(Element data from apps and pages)
------------------------------------------------------------
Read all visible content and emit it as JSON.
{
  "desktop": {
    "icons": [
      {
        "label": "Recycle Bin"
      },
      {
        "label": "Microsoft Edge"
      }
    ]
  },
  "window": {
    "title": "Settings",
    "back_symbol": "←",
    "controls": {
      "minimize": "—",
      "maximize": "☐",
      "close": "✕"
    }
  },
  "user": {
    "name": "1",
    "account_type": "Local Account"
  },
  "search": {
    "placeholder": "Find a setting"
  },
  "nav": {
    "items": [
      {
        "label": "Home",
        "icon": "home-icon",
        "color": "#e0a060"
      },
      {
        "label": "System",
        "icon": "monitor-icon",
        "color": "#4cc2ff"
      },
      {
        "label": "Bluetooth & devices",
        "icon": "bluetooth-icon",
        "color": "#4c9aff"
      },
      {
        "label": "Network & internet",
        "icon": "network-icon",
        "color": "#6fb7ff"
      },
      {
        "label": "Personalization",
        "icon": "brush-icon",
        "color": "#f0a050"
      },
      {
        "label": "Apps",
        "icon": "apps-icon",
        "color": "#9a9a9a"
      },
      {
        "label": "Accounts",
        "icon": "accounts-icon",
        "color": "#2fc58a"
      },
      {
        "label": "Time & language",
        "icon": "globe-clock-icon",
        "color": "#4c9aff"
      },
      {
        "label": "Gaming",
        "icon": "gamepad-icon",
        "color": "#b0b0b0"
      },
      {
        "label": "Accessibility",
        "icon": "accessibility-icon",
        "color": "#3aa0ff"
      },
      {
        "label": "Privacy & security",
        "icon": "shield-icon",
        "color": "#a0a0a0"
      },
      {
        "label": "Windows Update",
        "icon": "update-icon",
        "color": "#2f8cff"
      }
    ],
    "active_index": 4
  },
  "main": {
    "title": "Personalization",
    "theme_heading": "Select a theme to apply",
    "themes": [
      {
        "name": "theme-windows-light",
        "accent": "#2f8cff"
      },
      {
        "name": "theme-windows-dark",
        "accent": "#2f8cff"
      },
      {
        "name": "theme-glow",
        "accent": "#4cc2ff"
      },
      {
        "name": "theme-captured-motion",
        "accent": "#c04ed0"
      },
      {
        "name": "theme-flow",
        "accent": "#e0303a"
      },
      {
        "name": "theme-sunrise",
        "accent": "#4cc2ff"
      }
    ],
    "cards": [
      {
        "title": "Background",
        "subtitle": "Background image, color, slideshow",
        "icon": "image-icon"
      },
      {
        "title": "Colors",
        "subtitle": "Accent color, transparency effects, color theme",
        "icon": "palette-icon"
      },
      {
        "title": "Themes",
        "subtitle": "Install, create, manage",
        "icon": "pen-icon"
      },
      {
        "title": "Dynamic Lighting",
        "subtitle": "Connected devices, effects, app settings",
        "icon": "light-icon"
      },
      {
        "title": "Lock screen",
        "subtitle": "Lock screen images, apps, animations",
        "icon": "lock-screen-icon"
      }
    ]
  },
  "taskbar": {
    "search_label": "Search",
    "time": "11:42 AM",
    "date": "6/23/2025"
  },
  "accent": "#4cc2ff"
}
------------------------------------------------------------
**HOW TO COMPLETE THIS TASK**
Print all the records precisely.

**TASK ANSWER**
Read all visible content and emit it as JSON.
{
  "desktop": {
    "icons": [
      {
        "label": "Recycle Bin"
      },
      {
        "label": "Microsoft Edge"
      }
    ]
  },
  "window": {
    "title": "Settings",
    "back_symbol": "←",
    "controls": {
      "minimize": "—",
      "maximize": "☐",
      "close": "✕"
    }
  },
  "user": {
    "name": "1",
    "account_type": "Local Account"
  },
  "search": {
    "placeholder": "Find a setting"
  },
  "nav": {
    "items": [
      {
        "label": "Home",
        "icon": "home-icon",
        "color": "#e0a060"
      },
      {
        "label": "System",
        "icon": "monitor-icon",
        "color": "#4cc2ff"
      },
      {
        "label": "Bluetooth & devices",
        "icon": "bluetooth-icon",
        "color": "#4c9aff"
      },
      {
        "label": "Network & internet",
        "icon": "network-icon",
        "color": "#6fb7ff"
      },
      {
        "label": "Personalization",
        "icon": "brush-icon",
        "color": "#f0a050"
      },
      {
        "label": "Apps",
        "icon": "apps-icon",
        "color": "#9a9a9a"
      },
      {
        "label": "Accounts",
        "icon": "accounts-icon",
        "color": "#2fc58a"
      },
      {
        "label": "Time & language",
        "icon": "globe-clock-icon",
        "color": "#4c9aff"
      },
      {
        "label": "Gaming",
        "icon": "gamepad-icon",
        "color": "#b0b0b0"
      },
      {
        "label": "Accessibility",
        "icon": "accessibility-icon",
        "color": "#3aa0ff"
      },
      {
        "label": "Privacy & security",
        "icon": "shield-icon",
        "color": "#a0a0a0"
      },
      {
        "label": "Windows Update",
        "icon": "update-icon",
        "color": "#2f8cff"
      }
    ],
    "active_index": 4
  },
  "main": {
    "title": "Personalization",
    "theme_heading": "Select a theme to apply",
    "themes": [
      {
        "name": "theme-windows-light",
        "accent": "#2f8cff"
      },
      {
        "name": "theme-windows-dark",
        "accent": "#2f8cff"
      },
      {
        "name": "theme-glow",
        "accent": "#4cc2ff"
      },
      {
        "name": "theme-captured-motion",
        "accent": "#c04ed0"
      },
      {
        "name": "theme-flow",
        "accent": "#e0303a"
      },
      {
        "name": "theme-sunrise",
        "accent": "#4cc2ff"
      }
    ],
    "cards": [
      {
        "title": "Background",
        "subtitle": "Background image, color, slideshow",
        "icon": "image-icon"
      },
      {
        "title": "Colors",
        "subtitle": "Accent color, transparency effects, color theme",
        "icon": "palette-icon"
      },
      {
        "title": "Themes",
        "subtitle": "Install, create, manage",
        "icon": "pen-icon"
      },
      {
        "title": "Dynamic Lighting",
        "subtitle": "Connected devices, effects, app settings",
        "icon": "light-icon"
      },
      {
        "title": "Lock screen",
        "subtitle": "Lock screen images, apps, animations",
        "icon": "lock-screen-icon"
      }
    ]
  },
  "taskbar": {
    "search_label": "Search",
    "time": "11:42 AM",
    "date": "6/23/2025"
  },
  "accent": "#4cc2ff"
}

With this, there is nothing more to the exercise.